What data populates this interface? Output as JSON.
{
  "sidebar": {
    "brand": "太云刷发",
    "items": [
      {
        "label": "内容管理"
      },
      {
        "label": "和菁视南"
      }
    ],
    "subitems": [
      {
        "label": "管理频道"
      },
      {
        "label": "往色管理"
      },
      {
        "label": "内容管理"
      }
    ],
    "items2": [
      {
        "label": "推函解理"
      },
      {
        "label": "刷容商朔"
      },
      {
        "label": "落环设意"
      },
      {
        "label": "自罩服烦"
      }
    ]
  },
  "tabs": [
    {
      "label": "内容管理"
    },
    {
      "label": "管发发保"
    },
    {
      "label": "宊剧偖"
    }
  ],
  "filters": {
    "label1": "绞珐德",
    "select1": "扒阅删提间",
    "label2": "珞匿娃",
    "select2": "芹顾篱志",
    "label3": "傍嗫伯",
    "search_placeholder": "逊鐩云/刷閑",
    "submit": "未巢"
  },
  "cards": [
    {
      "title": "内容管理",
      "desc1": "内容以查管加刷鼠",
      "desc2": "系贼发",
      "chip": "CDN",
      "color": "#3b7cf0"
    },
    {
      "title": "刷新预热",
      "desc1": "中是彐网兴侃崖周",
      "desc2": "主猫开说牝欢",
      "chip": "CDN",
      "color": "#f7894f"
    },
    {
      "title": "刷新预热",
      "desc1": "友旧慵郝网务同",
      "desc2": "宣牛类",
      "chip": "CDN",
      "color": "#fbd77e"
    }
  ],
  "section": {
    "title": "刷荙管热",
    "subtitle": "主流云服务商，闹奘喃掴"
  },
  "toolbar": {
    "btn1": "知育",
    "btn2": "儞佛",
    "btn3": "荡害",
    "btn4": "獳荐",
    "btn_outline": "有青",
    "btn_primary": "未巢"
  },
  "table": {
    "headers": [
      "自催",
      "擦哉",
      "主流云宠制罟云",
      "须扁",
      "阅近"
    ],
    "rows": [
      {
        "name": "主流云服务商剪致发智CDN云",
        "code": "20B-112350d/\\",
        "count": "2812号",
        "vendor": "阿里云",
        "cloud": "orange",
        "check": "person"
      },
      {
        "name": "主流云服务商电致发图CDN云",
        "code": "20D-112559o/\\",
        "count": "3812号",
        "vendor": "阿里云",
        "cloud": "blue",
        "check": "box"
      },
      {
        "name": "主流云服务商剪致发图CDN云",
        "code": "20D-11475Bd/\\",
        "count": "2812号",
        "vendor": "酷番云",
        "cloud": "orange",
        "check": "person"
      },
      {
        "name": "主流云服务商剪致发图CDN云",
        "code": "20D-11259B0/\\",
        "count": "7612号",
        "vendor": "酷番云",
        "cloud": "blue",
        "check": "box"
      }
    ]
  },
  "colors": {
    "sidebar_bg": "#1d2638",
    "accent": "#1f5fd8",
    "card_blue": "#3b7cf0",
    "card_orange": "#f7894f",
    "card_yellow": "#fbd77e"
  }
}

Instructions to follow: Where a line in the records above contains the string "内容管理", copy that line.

Problem solution:
        "label": "内容管理"
        "label": "内容管理"
      "label": "内容管理"
      "title": "内容管理",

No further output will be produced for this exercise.